Hate Crime: A crime reported to local police agencies or to a campus security authority that manifests evidence that the victim was intentionally selected because of the perpetrator’s bias against the victim. For the purposes of this section, the categories of bias include the victim’s actual or perceived race, religion, gender, gender identity, sexual orientation, ethnicity, national origin, and disability.
Incest: Sexual intercourse between persons who are related to each other within the degrees wherein marriage is prohibited by law.
Intimidation*: To unlawfully place another person in reasonable fear of bodily harm through the use of threatening words and/or other conduct, but without displaying a weapon or subjecting the victim to actual physical attack.
Larceny-Theft*: The unlawful taking, carrying, leading, or riding away of property from the possession or constructive possession of another. Attempted larcenies are included. Embezzlement, confidence games, forgery, worthless checks, etc., are excluded.
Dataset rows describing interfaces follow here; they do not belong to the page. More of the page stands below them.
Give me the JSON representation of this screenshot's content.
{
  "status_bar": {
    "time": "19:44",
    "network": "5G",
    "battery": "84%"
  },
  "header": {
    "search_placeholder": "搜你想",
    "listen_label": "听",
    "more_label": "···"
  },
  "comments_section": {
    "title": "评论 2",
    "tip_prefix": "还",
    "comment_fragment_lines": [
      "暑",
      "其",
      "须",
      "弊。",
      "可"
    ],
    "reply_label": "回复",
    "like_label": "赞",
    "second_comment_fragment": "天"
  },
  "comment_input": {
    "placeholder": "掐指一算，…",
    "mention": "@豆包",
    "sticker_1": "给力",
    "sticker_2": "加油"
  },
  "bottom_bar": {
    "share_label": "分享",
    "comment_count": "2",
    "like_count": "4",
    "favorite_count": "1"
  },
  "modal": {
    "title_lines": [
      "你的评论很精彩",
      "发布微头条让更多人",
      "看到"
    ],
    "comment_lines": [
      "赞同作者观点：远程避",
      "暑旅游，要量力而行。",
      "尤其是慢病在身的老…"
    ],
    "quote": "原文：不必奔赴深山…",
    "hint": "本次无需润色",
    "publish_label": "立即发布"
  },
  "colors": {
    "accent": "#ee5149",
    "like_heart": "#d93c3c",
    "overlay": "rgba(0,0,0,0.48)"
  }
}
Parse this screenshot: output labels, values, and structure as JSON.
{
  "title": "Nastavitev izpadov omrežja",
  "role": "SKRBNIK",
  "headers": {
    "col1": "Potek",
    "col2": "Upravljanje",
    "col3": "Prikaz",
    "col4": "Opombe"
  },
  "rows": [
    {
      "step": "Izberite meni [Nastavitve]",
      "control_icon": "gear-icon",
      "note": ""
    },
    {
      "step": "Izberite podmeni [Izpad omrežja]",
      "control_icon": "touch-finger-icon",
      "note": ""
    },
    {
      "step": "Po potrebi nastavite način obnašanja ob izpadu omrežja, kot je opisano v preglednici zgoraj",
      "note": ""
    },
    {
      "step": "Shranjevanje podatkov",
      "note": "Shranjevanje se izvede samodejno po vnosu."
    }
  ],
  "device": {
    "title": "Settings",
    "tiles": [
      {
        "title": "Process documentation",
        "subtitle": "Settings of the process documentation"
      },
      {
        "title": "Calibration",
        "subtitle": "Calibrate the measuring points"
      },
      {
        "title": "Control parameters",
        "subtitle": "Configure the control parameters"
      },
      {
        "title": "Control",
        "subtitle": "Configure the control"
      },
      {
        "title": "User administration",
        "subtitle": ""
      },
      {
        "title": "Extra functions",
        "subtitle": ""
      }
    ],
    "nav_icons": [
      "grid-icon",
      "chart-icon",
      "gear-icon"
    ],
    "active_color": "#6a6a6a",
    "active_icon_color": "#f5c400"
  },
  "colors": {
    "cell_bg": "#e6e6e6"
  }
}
Liquor Law Violations: The violation of State or local laws or ordinances prohibiting the manufacture, sale, purchase, transportation, possession, or use of alcoholic beverages, not including driving under the influence and drunkenness.
Motor Vehicle Theft: The theft or attempted theft of a motor vehicle. (Classify as motor vehicle theft all cases where automobiles are taken by persons not having lawful access even though the vehicles are later abandoned--including joyriding.)
Rape: The penetration, no matter how slight, of the vagina or anus with any body part or object, or oral penetration by a sex organ of another person, without the consent of the victim.
Robbery: The taking or attempting to take anything of value from the care, custody, or control of a person or persons by force or threat of force or violence and/or by putting the victim in fear.
Sex Offenses: Any sexual act directed against another person, without the consent of the victim, including instances where the victim is incapable of giving consent.
Sexual Assault: An offense that meets the definition of rape, fondling, incest, or statutory rape as used in the FBI’s UCR program and included in Appendix A of [the regulations].
Simple Assault*: An unlawful physical attack by one person upon another where neither the offender displays a weapon, nor the victim suffers obvious severe or aggravated bodily injury involving apparent broken bones, loss of teeth, possible internal injury, severe laceration, or loss of consciousness.
(i) Engaging in a course of conduct directed at a specific person that would cause a reasonable person to--
(A) Fear for the person’s safety or the safety of others; or
(B) Suffer substantial emotional distress.
(ii) For the purposes of this definition--
(A) Course of conduct means two or more acts, including, but not limited to, acts in which the stalker directly, indirectly, or through third parties, by any action, method, device, or means, follows, monitors, observes, surveils, threatens, or communicates to or about a person, or interferes with a person’s property.
(B) Reasonable person means a reasonable person under similar circumstances and with similar identities to the victim.
(C) Substantial emotional distress means significant mental suffering or anguish that may, but does not necessarily, require medical or other professional treatment or counseling.
Statutory Rape: Sexual intercourse with a person who is under the statutory age of consent.
Vandalism of Property*: To willfully or maliciously destroy, damage, deface, or otherwise injure real or personal property without the consent of the owner or the person having custody or control of it.
Weapons Violations: The violation of laws or ordinances prohibiting the manufacture, sale, purchase, transportation, possession, concealment, or use of firearms, cutting instruments, explosives, incendiary devices, or other deadly weapons.
*Only reportable if a classified as a hate crime.